One of the great challenges for eHealth is to convince governments, healthcare organisations, practitioners and the general public that it is worth the investment.
This involves first of all working out whether anyone is actually using the technology, then determining what they are using it for and finally trying to judge whether this use has any positive outcome.
These evaluations are all aspects of what is called “meaningful use” and apply to any technology, not just technology in healthcare.
When governments sell investment in technology to the public, they couch the benefits in terms of the positive outcomes of meaningful use, yet they measure the success of the deployment in terms of the more basic measures, specifically how many people are using the technology.
Use in this context can mean a download or registration. It doesn’t mean that they actually ever did anything further with the software or technology.
The use of download numbers or registrations can be useful if you are considering the deployment of the NBN for example, as it is very likely that people who connect to the NBN will actually use it.
When it comes to measuring the success in deployment of something like the PCEHR, it is very much less useful other than to serve as a distraction from the real issues of the success or failure of the investment.
In the case of the PCEHR, the Government is struggling to even get the registration numbers it had originally set out to achieve. It is falling short of its target of 500,000 registrants by June 2013 by a considerable margin. As of the end of April it had signed up only 109,000 people.
However, even if the number had been 500,000, the question should be asked whether these accounts were being used in a meaningful way.
For this to happen, they would have to have at the very least a current summary of the person’s health validated by the person’s GP.
And here is the first obstacle. The largest target group for which the PCEHR should provide some benefit are those who have chronic disease or conditions requiring the care of a number of health professionals.
This makes it almost impossible for a GP acting alone to provide a summary of a patient’s health.

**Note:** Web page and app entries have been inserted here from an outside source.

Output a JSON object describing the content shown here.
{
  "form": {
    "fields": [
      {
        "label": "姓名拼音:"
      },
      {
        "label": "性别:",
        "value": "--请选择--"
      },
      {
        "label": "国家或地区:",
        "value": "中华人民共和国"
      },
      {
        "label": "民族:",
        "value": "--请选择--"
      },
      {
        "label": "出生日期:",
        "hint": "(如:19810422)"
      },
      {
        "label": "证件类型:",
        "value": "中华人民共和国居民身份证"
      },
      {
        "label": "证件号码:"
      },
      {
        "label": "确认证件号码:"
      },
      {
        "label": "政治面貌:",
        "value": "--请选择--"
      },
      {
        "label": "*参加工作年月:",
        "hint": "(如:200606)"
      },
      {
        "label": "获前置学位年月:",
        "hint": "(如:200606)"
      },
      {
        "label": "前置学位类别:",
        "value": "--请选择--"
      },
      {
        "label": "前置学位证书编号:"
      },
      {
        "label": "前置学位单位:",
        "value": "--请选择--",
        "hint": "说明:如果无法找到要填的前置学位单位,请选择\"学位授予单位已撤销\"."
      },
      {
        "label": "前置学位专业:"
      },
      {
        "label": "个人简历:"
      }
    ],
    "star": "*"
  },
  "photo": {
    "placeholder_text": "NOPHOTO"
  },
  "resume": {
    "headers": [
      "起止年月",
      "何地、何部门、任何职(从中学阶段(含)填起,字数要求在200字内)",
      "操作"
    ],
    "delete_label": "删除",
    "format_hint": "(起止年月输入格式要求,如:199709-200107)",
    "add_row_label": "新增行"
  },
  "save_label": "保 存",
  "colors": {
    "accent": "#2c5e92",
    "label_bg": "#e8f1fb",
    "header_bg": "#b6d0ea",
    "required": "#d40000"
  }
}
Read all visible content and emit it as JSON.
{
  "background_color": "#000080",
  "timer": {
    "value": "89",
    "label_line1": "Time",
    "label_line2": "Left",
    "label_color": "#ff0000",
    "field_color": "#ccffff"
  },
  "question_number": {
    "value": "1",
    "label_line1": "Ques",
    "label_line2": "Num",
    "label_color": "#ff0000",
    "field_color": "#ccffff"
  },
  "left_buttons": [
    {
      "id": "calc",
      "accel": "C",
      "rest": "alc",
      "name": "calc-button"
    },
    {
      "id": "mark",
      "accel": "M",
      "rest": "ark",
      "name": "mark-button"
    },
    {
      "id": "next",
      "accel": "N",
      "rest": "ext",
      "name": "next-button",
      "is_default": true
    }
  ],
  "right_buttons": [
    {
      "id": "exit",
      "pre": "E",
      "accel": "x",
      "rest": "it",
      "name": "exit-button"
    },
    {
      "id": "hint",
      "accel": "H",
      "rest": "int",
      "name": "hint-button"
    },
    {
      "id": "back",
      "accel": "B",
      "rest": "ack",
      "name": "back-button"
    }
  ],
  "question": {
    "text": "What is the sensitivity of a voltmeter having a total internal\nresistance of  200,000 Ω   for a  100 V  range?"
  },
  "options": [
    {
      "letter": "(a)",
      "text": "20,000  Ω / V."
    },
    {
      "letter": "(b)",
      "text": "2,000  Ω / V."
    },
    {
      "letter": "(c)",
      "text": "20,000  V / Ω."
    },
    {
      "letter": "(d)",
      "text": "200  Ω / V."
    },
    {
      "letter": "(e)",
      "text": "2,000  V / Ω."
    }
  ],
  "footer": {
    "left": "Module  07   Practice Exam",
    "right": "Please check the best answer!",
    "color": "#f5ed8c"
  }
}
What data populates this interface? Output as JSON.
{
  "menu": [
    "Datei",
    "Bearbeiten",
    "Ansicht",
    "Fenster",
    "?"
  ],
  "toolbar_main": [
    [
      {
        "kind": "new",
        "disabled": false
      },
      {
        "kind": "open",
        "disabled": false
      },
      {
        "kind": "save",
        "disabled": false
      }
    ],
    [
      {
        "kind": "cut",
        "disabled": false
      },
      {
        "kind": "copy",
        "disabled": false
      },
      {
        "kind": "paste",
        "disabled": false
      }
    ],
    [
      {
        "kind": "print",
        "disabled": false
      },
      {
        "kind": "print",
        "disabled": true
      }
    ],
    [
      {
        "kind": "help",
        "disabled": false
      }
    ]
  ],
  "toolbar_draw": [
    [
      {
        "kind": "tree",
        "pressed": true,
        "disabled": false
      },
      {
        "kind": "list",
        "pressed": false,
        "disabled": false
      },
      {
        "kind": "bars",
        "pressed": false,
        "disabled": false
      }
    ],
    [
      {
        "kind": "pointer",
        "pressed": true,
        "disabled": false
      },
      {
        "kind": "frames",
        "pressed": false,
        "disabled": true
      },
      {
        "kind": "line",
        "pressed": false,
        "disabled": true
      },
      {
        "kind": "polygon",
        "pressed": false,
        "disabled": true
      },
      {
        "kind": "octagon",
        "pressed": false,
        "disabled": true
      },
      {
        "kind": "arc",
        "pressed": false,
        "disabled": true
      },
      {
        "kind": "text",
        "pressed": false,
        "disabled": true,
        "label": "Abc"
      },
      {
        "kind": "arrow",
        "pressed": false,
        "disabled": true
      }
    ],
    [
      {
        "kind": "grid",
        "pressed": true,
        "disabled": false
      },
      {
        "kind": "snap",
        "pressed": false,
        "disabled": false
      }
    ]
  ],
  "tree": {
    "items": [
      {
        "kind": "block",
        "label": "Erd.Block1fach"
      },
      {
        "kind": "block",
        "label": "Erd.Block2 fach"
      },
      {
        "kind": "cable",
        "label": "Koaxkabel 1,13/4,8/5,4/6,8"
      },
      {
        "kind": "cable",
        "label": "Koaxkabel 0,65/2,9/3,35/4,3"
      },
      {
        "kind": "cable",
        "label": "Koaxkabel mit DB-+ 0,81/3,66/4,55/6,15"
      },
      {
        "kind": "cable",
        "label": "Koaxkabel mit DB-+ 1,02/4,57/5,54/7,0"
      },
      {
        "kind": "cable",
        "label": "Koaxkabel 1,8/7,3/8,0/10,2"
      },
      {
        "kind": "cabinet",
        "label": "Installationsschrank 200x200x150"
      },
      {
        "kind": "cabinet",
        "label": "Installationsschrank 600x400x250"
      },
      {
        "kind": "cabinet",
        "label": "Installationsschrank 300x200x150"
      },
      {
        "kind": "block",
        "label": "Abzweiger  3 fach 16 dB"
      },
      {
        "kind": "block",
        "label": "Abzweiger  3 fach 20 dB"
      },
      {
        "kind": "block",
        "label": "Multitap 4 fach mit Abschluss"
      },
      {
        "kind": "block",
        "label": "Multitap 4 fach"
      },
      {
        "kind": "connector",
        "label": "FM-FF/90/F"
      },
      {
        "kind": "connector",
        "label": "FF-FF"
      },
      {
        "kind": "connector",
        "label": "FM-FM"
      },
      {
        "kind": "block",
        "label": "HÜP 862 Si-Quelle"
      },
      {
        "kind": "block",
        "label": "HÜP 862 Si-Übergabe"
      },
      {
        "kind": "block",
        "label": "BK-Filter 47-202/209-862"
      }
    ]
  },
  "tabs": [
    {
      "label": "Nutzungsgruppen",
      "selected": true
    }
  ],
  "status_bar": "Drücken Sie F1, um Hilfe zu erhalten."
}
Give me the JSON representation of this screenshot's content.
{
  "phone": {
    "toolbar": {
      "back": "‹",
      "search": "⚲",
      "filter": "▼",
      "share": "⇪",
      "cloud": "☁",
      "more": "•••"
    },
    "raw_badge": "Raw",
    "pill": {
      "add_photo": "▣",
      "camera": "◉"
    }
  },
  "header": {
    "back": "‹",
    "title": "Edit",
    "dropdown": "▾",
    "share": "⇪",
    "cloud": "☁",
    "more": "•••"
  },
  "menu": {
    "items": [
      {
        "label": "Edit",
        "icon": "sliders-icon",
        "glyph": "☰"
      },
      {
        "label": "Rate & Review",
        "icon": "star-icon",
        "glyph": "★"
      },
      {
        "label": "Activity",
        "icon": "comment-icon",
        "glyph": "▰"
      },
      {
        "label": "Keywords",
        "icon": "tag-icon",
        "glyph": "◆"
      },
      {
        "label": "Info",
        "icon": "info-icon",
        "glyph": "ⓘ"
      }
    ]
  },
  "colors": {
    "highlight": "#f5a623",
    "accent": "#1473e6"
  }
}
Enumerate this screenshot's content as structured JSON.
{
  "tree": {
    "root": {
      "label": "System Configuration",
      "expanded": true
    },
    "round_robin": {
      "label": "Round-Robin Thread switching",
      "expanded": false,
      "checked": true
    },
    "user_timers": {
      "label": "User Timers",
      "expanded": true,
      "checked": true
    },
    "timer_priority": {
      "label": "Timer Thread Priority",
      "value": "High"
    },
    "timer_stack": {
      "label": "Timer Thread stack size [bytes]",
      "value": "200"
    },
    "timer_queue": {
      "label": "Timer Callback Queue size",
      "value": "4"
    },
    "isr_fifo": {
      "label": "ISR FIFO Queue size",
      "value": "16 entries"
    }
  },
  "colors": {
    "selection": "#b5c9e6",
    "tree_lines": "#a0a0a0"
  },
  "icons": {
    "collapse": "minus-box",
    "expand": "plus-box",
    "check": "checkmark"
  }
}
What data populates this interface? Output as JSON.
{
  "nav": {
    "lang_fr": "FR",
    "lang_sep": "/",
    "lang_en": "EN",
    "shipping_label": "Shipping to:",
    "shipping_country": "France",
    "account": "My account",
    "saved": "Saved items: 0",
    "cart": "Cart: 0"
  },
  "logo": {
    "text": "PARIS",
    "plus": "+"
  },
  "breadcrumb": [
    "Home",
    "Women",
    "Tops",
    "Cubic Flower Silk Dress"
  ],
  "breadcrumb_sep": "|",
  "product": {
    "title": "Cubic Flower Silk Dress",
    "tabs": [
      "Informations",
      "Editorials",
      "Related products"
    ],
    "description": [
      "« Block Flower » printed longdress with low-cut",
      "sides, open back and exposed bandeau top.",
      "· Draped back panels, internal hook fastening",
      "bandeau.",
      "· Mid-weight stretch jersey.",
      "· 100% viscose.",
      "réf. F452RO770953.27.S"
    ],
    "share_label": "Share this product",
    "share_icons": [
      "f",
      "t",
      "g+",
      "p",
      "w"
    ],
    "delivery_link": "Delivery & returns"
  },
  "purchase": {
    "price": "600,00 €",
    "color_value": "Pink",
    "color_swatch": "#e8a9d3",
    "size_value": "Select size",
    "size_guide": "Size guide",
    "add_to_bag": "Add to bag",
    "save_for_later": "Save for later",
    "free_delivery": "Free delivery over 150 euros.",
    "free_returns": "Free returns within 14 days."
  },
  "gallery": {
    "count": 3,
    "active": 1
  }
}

As soon as a specialist is involved, it really takes both the GP and the specialist to provide an accurate view.
Reinforcing the challenges that getting all health providers contributing to the PCEHR may face, a recent survey conducted by Accenture on healthcare IT usage in eight countries showed that in Australia, only 64 percent of doctors surveyed used their system to enter patient notes during or after consultations.
Not many more (67 percent) used their systems to receive clinical results electronically. Whilst GPs may be making more use of clinical systems, previous surveys have claimed that 94.7 percent of GPs in Australia used electronic systems for clinical functions. The same is not true in other health organisations.
Also, even though GPs may slowly gain access to the functionality that allows them to populate it through their systems, this is a long way from them actually doing so.
Financially, there is little incentive for them to do so. They will receive incentive payments from the Federal Government simply by having the software that is capable of contributing to the PCEHR, not for actually using it meaningfully.
The benefits of the PCEHR are about sharing clinical information electronically in a way that reduces error and increases accuracy and timeliness.
It is possible that it will deliver on this at some point and we will know this not because of the number of people that have signed up for the service, but by using measurements of the use of the record in everyday clinical practice that bring about clear improvements in patient outcomes.